### Directions for this task
Beginning with the line that holds "Extract the structured", copy each line exactly through the end of the entries, but leave the pictures out.

### Information given
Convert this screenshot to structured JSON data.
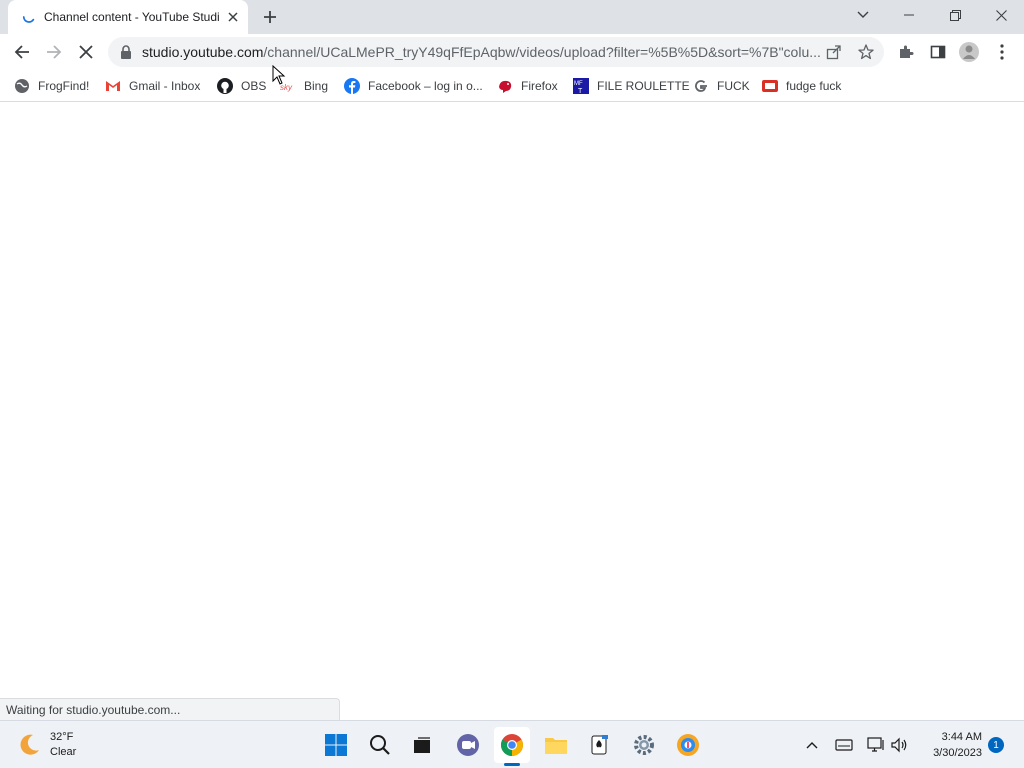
{
  "browser": {
    "tab": {
      "title": "Channel content - YouTube Studio",
      "close_icon": "close-icon",
      "loading_icon": "loading-spinner-icon"
    },
    "new_tab_icon": "plus-icon",
    "window_controls": [
      "chevron-down-icon",
      "minimize-icon",
      "restore-icon",
      "close-icon"
    ],
    "url": {
      "host": "studio.youtube.com",
      "path": "/channel/UCaLMePR_tryY49qFfEpAqbw/videos/upload?filter=%5B%5D&sort=%7B\"colu..."
    },
    "bookmarks": [
      {
        "label": "FrogFind!",
        "icon": "globe-icon"
      },
      {
        "label": "Gmail - Inbox",
        "icon": "gmail-icon"
      },
      {
        "label": "OBS",
        "icon": "github-icon"
      },
      {
        "label": "Bing",
        "icon": "bing-icon"
      },
      {
        "label": "Facebook – log in o...",
        "icon": "facebook-icon"
      },
      {
        "label": "Firefox",
        "icon": "firefox-icon"
      },
      {
        "label": "FILE ROULETTE",
        "icon": "file-roulette-icon"
      },
      {
        "label": "FUCK",
        "icon": "google-icon"
      },
      {
        "label": "fudge fuck",
        "icon": "mail-icon"
      }
    ],
    "status_text": "Waiting for studio.youtube.com..."
  },
  "taskbar": {
    "weather": {
      "temp": "32°F",
      "condition": "Clear"
    },
    "clock": {
      "time": "3:44 AM",
      "date": "3/30/2023"
    },
    "notification_count": "1"
  },
  "colors": {
    "chrome_frame": "#dee1e6",
    "omnibox_bg": "#f1f3f4",
    "accent": "#1a73e8",
    "taskbar_bg": "#eef1f6",
    "win_accent": "#0067c0"
  }
}
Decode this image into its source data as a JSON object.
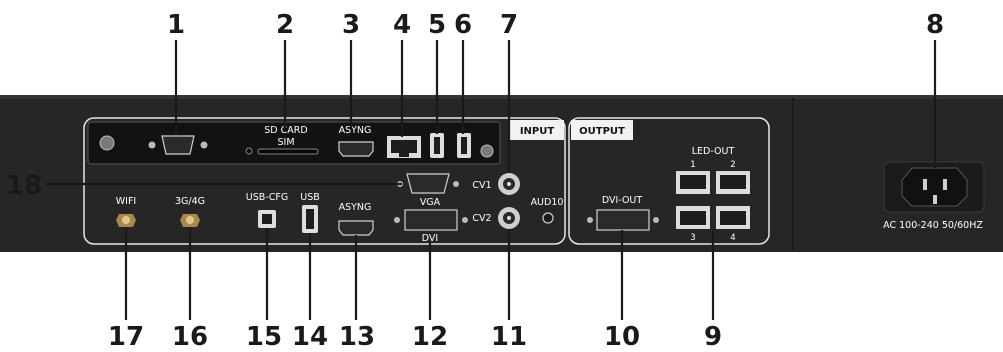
{
  "callouts": {
    "n1": "1",
    "n2": "2",
    "n3": "3",
    "n4": "4",
    "n5": "5",
    "n6": "6",
    "n7": "7",
    "n8": "8",
    "n9": "9",
    "n10": "10",
    "n11": "11",
    "n12": "12",
    "n13": "13",
    "n14": "14",
    "n15": "15",
    "n16": "16",
    "n17": "17",
    "n18": "18"
  },
  "panel_labels": {
    "sd_card": "SD CARD",
    "sim": "SIM",
    "async_top": "ASYNG",
    "input_tab": "INPUT",
    "output_tab": "OUTPUT",
    "led_out": "LED-OUT",
    "led_1": "1",
    "led_2": "2",
    "led_3": "3",
    "led_4": "4",
    "cv1": "CV1",
    "cv2": "CV2",
    "aud10": "AUD10",
    "vga": "VGA",
    "dvi": "DVI",
    "dvi_out": "DVI-OUT",
    "wifi": "WIFI",
    "g34": "3G/4G",
    "usb_cfg": "USB-CFG",
    "usb": "USB",
    "async_bottom": "ASYNG",
    "power": "AC 100-240 50/60HZ"
  }
}
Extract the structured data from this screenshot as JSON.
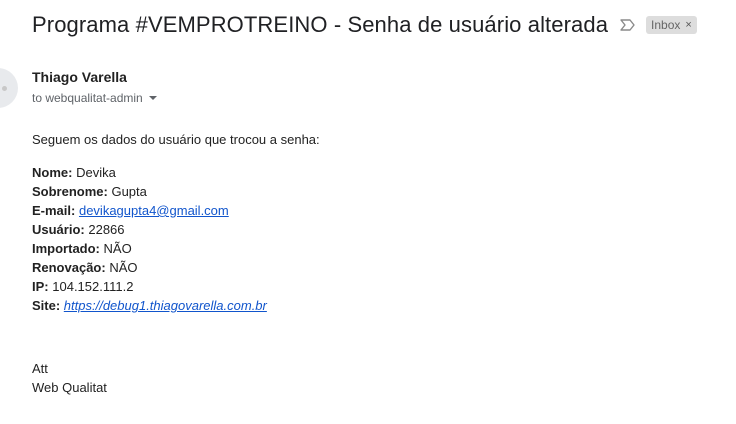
{
  "header": {
    "subject": "Programa #VEMPROTREINO - Senha de usuário alterada",
    "label": "Inbox",
    "label_close": "×"
  },
  "icons": {
    "importance": "importance-marker-icon",
    "avatar": "avatar",
    "label_close": "close-icon",
    "recipient_dropdown": "chevron-down-icon"
  },
  "sender": {
    "name": "Thiago Varella",
    "recipient_line": "to webqualitat-admin"
  },
  "message": {
    "intro": "Seguem os dados do usuário que trocou a senha:",
    "fields": [
      {
        "label": "Nome:",
        "value": "Devika"
      },
      {
        "label": "Sobrenome:",
        "value": "Gupta"
      },
      {
        "label": "E-mail:",
        "value": "devikagupta4@gmail.com"
      },
      {
        "label": "Usuário:",
        "value": "22866"
      },
      {
        "label": "Importado:",
        "value": "NÃO"
      },
      {
        "label": "Renovação:",
        "value": "NÃO"
      },
      {
        "label": "IP:",
        "value": "104.152.111.2"
      },
      {
        "label": "Site:",
        "value": "https://debug1.thiagovarella.com.br"
      }
    ],
    "signoff_line1": "Att",
    "signoff_line2": "Web Qualitat"
  },
  "colors": {
    "link": "#1155cc",
    "chip_bg": "#dddddd",
    "text": "#222222"
  }
}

### Answer area
Extract the structured data from this screenshot as JSON.
{
  "header": {
    "subject": "Programa #VEMPROTREINO - Senha de usuário alterada",
    "label": "Inbox",
    "label_close": "×"
  },
  "icons": {
    "importance": "importance-marker-icon",
    "avatar": "avatar",
    "label_close": "close-icon",
    "recipient_dropdown": "chevron-down-icon"
  },
  "sender": {
    "name": "Thiago Varella",
    "recipient_line": "to webqualitat-admin"
  },
  "message": {
    "intro": "Seguem os dados do usuário que trocou a senha:",
    "fields": [
      {
        "label": "Nome:",
        "value": "Devika"
      },
      {
        "label": "Sobrenome:",
        "value": "Gupta"
      },
      {
        "label": "E-mail:",
        "value": "devikagupta4@gmail.com"
      },
      {
        "label": "Usuário:",
        "value": "22866"
      },
      {
        "label": "Importado:",
        "value": "NÃO"
      },
      {
        "label": "Renovação:",
        "value": "NÃO"
      },
      {
        "label": "IP:",
        "value": "104.152.111.2"
      },
      {
        "label": "Site:",
        "value": "https://debug1.thiagovarella.com.br"
      }
    ],
    "signoff_line1": "Att",
    "signoff_line2": "Web Qualitat"
  },
  "colors": {
    "link": "#1155cc",
    "chip_bg": "#dddddd",
    "text": "#222222"
  }
}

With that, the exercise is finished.